Trump promises to ban transgender women from sports if re-elected
“We will ban men from participating in women’s sports,” Trump said during a rally in Conroe, Texas, on Saturday. “So ridiculous.”
He then criticized Lia Thomas, the University of Pennsylvania trans swimmer who sparked an international debate last month after she broke several records in a competition in Ohio. Trump mistook Thomas, referring to her with the wrong her pronouns, and then falsely stated that Thomas broke an 11-year-old swimming record by 38 seconds.
Thomas actually won the 1,650-yard freestyle at the Zippy Invitational in Ohio by 38 seconds, but she didn’t set a record in that event. She broke school and Ivy League records in the 200-yard freestyle and 500-yard freestyle by smaller margins of a couple of seconds. Outsports reported that the distance by which Thomas won the race is the longest in the NCAA, but it takes women more than 15 minutes to complete it.
Trump also claimed that a trans woman, whom he did not name, broke a 20-year weightlifting record. It is not clear if this claim is true.
Trump’s language mirrored that of conservative officials in many states in recent years. Last year, more than 30 states considered bills that would bar transgender student athletes from playing on sports teams that align with their gender identity. Ten states have enacted such measures. So far this year, 17 states are considering similar bills.
Trump has previously declared trans-inclusive sports teams. In a speech to the Conservative Political Action Conference in Orlando, Florida, last year, Trump called trans athletes “biological men,” using a term that most trans people find offensive.
“Girls and young women are outraged that they are now being forced to compete against those who are biological men,” Trump said. “It’s not good for women. It is not good for women’s sport, which worked so hard to get to where it is.”
He later added: “If this doesn’t change, women’s sport as we know it will die.”
Advocates say conservatives are using trans athletes as a key issue or “red meat” to drive voters to the polls. However, they say that in reality, trans women do not represent a threat to women’s sport. For example, last year, only a handful of lawmakers in two dozen states who were considering banning trans athletes who were contacted by The Associated Press were able to provide examples of trans inclusion causing a problem on sports teams.
But critics of Thomas say her success demonstrates that trans women should not be allowed to compete on women’s sports teams, or at least the rules governing their participation need to be tightened to mitigate any competitive advantage they may have due to Effects of endogenous pubertal testosterone.
Although some advocates believe that the intent behind the anti-trans bills is to attract voters, it is unclear whether the bills will actually have that effect.

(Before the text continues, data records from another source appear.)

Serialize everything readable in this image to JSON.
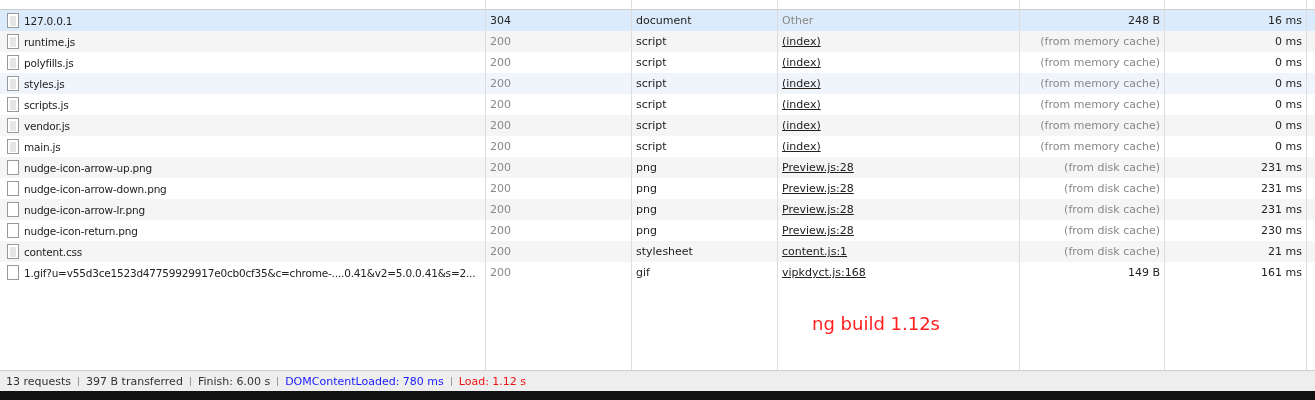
{
  "requests": [
    {
      "name": "127.0.0.1",
      "kind": "document",
      "selected": true,
      "hovered": false,
      "status": "304",
      "cached": false,
      "type": "document",
      "initiator": {
        "text": "Other",
        "link": false
      },
      "size": "248 B",
      "time": "16 ms"
    },
    {
      "name": "runtime.js",
      "kind": "document",
      "selected": false,
      "hovered": false,
      "status": "200",
      "cached": true,
      "type": "script",
      "initiator": {
        "text": "(index)",
        "link": true
      },
      "size": "(from memory cache)",
      "time": "0 ms"
    },
    {
      "name": "polyfills.js",
      "kind": "document",
      "selected": false,
      "hovered": false,
      "status": "200",
      "cached": true,
      "type": "script",
      "initiator": {
        "text": "(index)",
        "link": true
      },
      "size": "(from memory cache)",
      "time": "0 ms"
    },
    {
      "name": "styles.js",
      "kind": "document",
      "selected": false,
      "hovered": true,
      "status": "200",
      "cached": true,
      "type": "script",
      "initiator": {
        "text": "(index)",
        "link": true
      },
      "size": "(from memory cache)",
      "time": "0 ms"
    },
    {
      "name": "scripts.js",
      "kind": "document",
      "selected": false,
      "hovered": false,
      "status": "200",
      "cached": true,
      "type": "script",
      "initiator": {
        "text": "(index)",
        "link": true
      },
      "size": "(from memory cache)",
      "time": "0 ms"
    },
    {
      "name": "vendor.js",
      "kind": "document",
      "selected": false,
      "hovered": false,
      "status": "200",
      "cached": true,
      "type": "script",
      "initiator": {
        "text": "(index)",
        "link": true
      },
      "size": "(from memory cache)",
      "time": "0 ms"
    },
    {
      "name": "main.js",
      "kind": "document",
      "selected": false,
      "hovered": false,
      "status": "200",
      "cached": true,
      "type": "script",
      "initiator": {
        "text": "(index)",
        "link": true
      },
      "size": "(from memory cache)",
      "time": "0 ms"
    },
    {
      "name": "nudge-icon-arrow-up.png",
      "kind": "image",
      "selected": false,
      "hovered": false,
      "status": "200",
      "cached": true,
      "type": "png",
      "initiator": {
        "text": "Preview.js:28",
        "link": true
      },
      "size": "(from disk cache)",
      "time": "231 ms"
    },
    {
      "name": "nudge-icon-arrow-down.png",
      "kind": "image",
      "selected": false,
      "hovered": false,
      "status": "200",
      "cached": true,
      "type": "png",
      "initiator": {
        "text": "Preview.js:28",
        "link": true
      },
      "size": "(from disk cache)",
      "time": "231 ms"
    },
    {
      "name": "nudge-icon-arrow-lr.png",
      "kind": "image",
      "selected": false,
      "hovered": false,
      "status": "200",
      "cached": true,
      "type": "png",
      "initiator": {
        "text": "Preview.js:28",
        "link": true
      },
      "size": "(from disk cache)",
      "time": "231 ms"
    },
    {
      "name": "nudge-icon-return.png",
      "kind": "image",
      "selected": false,
      "hovered": false,
      "status": "200",
      "cached": true,
      "type": "png",
      "initiator": {
        "text": "Preview.js:28",
        "link": true
      },
      "size": "(from disk cache)",
      "time": "230 ms"
    },
    {
      "name": "content.css",
      "kind": "document",
      "selected": false,
      "hovered": false,
      "status": "200",
      "cached": true,
      "type": "stylesheet",
      "initiator": {
        "text": "content.js:1",
        "link": true
      },
      "size": "(from disk cache)",
      "time": "21 ms"
    },
    {
      "name": "1.gif?u=v55d3ce1523d47759929917e0cb0cf35&c=chrome-....0.41&v2=5.0.0.41&s=2...",
      "kind": "image",
      "selected": false,
      "hovered": false,
      "status": "200",
      "cached": true,
      "type": "gif",
      "initiator": {
        "text": "vipkdyct.js:168",
        "link": true
      },
      "size": "149 B",
      "time": "161 ms"
    }
  ],
  "annotation": "ng build 1.12s",
  "status_bar": [
    {
      "text": "13 requests",
      "kind": "plain"
    },
    {
      "text": "397 B transferred",
      "kind": "plain"
    },
    {
      "text": "Finish: 6.00 s",
      "kind": "plain"
    },
    {
      "text": "DOMContentLoaded: 780 ms",
      "kind": "dom"
    },
    {
      "text": "Load: 1.12 s",
      "kind": "load"
    }
  ]
}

According to a PBS NewsHour/NPR/Marist poll published last year, two-thirds of Americans are against laws that would limit the rights of transgender people.
But when support for specific inclusive policies is broken down, trans inclusion on sports teams is less popular. A majority of Americans, 62 percent, said trans athletes should only be allowed to play on sports teams that correspond to their gender assigned at birth, while 34 percent said they should be allowed to play on teams that match with their gender identity, according to a Gallup poll published last year.
Shortly after the poll’s release, Mara Keisling, then executive director of the National Center for Transgender Equality, speculated that Americans were reacting to the “flurry” of anti-trans bills being considered in state legislatures and predicted that as more people learn about trans people or meet someone who is trans, public opinion will change.
Gallup data suggests that might be true: It found that people who know someone who is trans were more likely to say that trans athletes should be allowed to play on a team that matches their gender identity, at 40 percent. in favor, than people who do not. know someone who is transgender, with 31 percent in favor.
“If you look at younger people in terms of who knows a trans person, it’s really obvious that we’re winning,” Keisling said at the time, pointing to the fact that half of people under 30 know someone who it’s trans according to Gallup . By comparison, only 19 percent of the oldest age group, people 65 and older, know a trans person.